● **WHAT YOU HAVE TO DO**: Please print the entries exactly, omitting each image.

Top of SOURCE RECORDS

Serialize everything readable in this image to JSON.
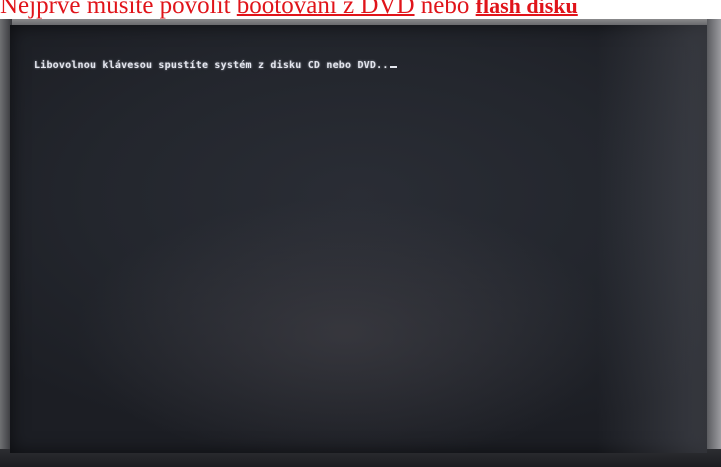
{
  "caption": {
    "prefix": "Nejprve musíte povolit ",
    "link1": "bootování z DVD",
    "middle": " nebo ",
    "link2": "flash disku"
  },
  "screen": {
    "boot_message": "Libovolnou klávesou spustíte systém z disku CD nebo DVD.."
  },
  "colors": {
    "caption": "#e0141a",
    "screen_text": "#e4e6ee",
    "screen_bg": "#23262d"
  }
}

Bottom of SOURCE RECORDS

● **REPLY TO THE TASK**:
Serialize everything readable in this image to JSON.
{
  "caption": {
    "prefix": "Nejprve musíte povolit ",
    "link1": "bootování z DVD",
    "middle": " nebo ",
    "link2": "flash disku"
  },
  "screen": {
    "boot_message": "Libovolnou klávesou spustíte systém z disku CD nebo DVD.."
  },
  "colors": {
    "caption": "#e0141a",
    "screen_text": "#e4e6ee",
    "screen_bg": "#23262d"
  }
}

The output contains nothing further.